[THE TASK]
A faithful copy of all the data is the goal; omit the pictures.

[MATERIAL SUPPLIED]
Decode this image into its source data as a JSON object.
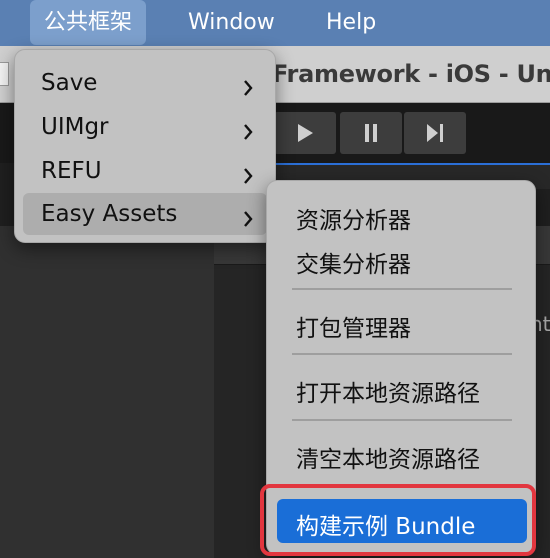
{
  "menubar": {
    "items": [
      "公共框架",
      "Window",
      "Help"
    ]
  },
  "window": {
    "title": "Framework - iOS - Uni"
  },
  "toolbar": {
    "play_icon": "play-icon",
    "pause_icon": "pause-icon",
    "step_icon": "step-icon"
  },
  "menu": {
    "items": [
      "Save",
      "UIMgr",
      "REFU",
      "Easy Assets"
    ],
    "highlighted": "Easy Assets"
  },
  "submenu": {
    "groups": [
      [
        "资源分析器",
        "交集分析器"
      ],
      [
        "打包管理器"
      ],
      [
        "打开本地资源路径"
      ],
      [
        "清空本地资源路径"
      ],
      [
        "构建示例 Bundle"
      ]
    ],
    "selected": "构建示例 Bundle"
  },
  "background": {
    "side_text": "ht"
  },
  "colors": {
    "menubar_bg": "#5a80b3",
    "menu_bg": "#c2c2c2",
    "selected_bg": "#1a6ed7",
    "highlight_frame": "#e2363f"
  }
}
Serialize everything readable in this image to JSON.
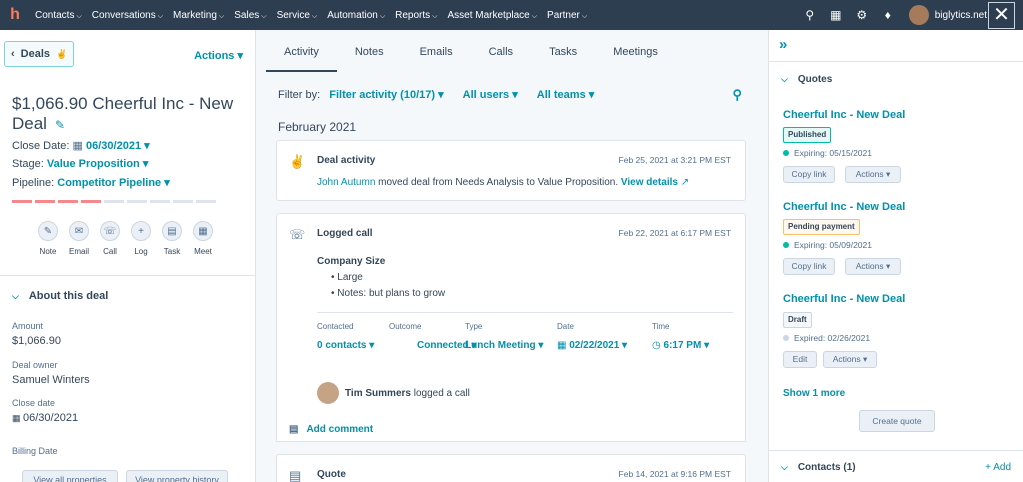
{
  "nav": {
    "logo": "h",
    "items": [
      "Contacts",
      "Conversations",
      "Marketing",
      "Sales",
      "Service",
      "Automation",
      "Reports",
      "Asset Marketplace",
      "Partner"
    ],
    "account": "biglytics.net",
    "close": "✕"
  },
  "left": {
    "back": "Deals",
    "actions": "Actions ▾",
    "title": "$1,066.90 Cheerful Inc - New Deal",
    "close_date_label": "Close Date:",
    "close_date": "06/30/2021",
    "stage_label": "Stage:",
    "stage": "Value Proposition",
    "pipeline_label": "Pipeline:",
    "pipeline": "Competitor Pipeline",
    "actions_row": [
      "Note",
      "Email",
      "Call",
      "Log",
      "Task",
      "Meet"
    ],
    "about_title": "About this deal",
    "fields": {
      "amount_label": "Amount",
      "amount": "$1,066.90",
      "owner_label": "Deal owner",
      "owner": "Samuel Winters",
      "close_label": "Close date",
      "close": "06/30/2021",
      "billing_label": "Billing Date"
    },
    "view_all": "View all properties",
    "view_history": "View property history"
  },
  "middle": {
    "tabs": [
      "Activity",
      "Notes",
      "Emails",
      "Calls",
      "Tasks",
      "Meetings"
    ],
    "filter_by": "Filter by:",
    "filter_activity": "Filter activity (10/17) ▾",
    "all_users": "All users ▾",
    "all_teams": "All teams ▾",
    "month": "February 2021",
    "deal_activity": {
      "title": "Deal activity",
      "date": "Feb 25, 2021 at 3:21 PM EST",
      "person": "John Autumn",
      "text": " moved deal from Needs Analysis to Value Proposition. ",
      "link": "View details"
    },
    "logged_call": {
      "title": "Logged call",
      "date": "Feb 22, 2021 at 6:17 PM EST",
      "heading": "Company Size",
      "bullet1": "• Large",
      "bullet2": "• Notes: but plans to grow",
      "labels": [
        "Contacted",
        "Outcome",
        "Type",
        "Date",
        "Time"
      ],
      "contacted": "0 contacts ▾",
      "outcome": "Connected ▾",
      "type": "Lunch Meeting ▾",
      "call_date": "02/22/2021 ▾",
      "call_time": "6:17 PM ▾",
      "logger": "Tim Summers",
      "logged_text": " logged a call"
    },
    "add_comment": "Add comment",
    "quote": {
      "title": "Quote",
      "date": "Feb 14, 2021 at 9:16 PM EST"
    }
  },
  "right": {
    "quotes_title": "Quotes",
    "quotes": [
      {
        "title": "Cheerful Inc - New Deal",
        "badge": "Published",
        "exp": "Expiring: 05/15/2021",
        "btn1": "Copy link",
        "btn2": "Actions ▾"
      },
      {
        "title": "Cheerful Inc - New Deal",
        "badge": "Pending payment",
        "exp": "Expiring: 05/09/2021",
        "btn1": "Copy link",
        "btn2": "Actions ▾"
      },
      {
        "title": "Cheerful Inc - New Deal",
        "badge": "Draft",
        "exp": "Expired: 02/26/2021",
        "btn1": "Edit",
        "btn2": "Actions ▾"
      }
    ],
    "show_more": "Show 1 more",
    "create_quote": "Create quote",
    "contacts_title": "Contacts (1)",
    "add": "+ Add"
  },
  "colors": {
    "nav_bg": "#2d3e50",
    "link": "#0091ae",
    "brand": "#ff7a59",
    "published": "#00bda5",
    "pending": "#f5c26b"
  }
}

[TASK RESPONSE]
Decode this image into its source data as a JSON object.
{
  "menubar": {
    "items": [
      "公共框架",
      "Window",
      "Help"
    ]
  },
  "window": {
    "title": "Framework - iOS - Uni"
  },
  "toolbar": {
    "play_icon": "play-icon",
    "pause_icon": "pause-icon",
    "step_icon": "step-icon"
  },
  "menu": {
    "items": [
      "Save",
      "UIMgr",
      "REFU",
      "Easy Assets"
    ],
    "highlighted": "Easy Assets"
  },
  "submenu": {
    "groups": [
      [
        "资源分析器",
        "交集分析器"
      ],
      [
        "打包管理器"
      ],
      [
        "打开本地资源路径"
      ],
      [
        "清空本地资源路径"
      ],
      [
        "构建示例 Bundle"
      ]
    ],
    "selected": "构建示例 Bundle"
  },
  "background": {
    "side_text": "ht"
  },
  "colors": {
    "menubar_bg": "#5a80b3",
    "menu_bg": "#c2c2c2",
    "selected_bg": "#1a6ed7",
    "highlight_frame": "#e2363f"
  }
}
Serialize everything readable in this image to JSON.
{
  "nav": {
    "logo": "h",
    "items": [
      "Contacts",
      "Conversations",
      "Marketing",
      "Sales",
      "Service",
      "Automation",
      "Reports",
      "Asset Marketplace",
      "Partner"
    ],
    "account": "biglytics.net",
    "close": "✕"
  },
  "left": {
    "back": "Deals",
    "actions": "Actions ▾",
    "title": "$1,066.90 Cheerful Inc - New Deal",
    "close_date_label": "Close Date:",
    "close_date": "06/30/2021",
    "stage_label": "Stage:",
    "stage": "Value Proposition",
    "pipeline_label": "Pipeline:",
    "pipeline": "Competitor Pipeline",
    "actions_row": [
      "Note",
      "Email",
      "Call",
      "Log",
      "Task",
      "Meet"
    ],
    "about_title": "About this deal",
    "fields": {
      "amount_label": "Amount",
      "amount": "$1,066.90",
      "owner_label": "Deal owner",
      "owner": "Samuel Winters",
      "close_label": "Close date",
      "close": "06/30/2021",
      "billing_label": "Billing Date"
    },
    "view_all": "View all properties",
    "view_history": "View property history"
  },
  "middle": {
    "tabs": [
      "Activity",
      "Notes",
      "Emails",
      "Calls",
      "Tasks",
      "Meetings"
    ],
    "filter_by": "Filter by:",
    "filter_activity": "Filter activity (10/17) ▾",
    "all_users": "All users ▾",
    "all_teams": "All teams ▾",
    "month": "February 2021",
    "deal_activity": {
      "title": "Deal activity",
      "date": "Feb 25, 2021 at 3:21 PM EST",
      "person": "John Autumn",
      "text": " moved deal from Needs Analysis to Value Proposition. ",
      "link": "View details"
    },
    "logged_call": {
      "title": "Logged call",
      "date": "Feb 22, 2021 at 6:17 PM EST",
      "heading": "Company Size",
      "bullet1": "• Large",
      "bullet2": "• Notes: but plans to grow",
      "labels": [
        "Contacted",
        "Outcome",
        "Type",
        "Date",
        "Time"
      ],
      "contacted": "0 contacts ▾",
      "outcome": "Connected ▾",
      "type": "Lunch Meeting ▾",
      "call_date": "02/22/2021 ▾",
      "call_time": "6:17 PM ▾",
      "logger": "Tim Summers",
      "logged_text": " logged a call"
    },
    "add_comment": "Add comment",
    "quote": {
      "title": "Quote",
      "date": "Feb 14, 2021 at 9:16 PM EST"
    }
  },
  "right": {
    "quotes_title": "Quotes",
    "quotes": [
      {
        "title": "Cheerful Inc - New Deal",
        "badge": "Published",
        "exp": "Expiring: 05/15/2021",
        "btn1": "Copy link",
        "btn2": "Actions ▾"
      },
      {
        "title": "Cheerful Inc - New Deal",
        "badge": "Pending payment",
        "exp": "Expiring: 05/09/2021",
        "btn1": "Copy link",
        "btn2": "Actions ▾"
      },
      {
        "title": "Cheerful Inc - New Deal",
        "badge": "Draft",
        "exp": "Expired: 02/26/2021",
        "btn1": "Edit",
        "btn2": "Actions ▾"
      }
    ],
    "show_more": "Show 1 more",
    "create_quote": "Create quote",
    "contacts_title": "Contacts (1)",
    "add": "+ Add"
  },
  "colors": {
    "nav_bg": "#2d3e50",
    "link": "#0091ae",
    "brand": "#ff7a59",
    "published": "#00bda5",
    "pending": "#f5c26b"
  }
}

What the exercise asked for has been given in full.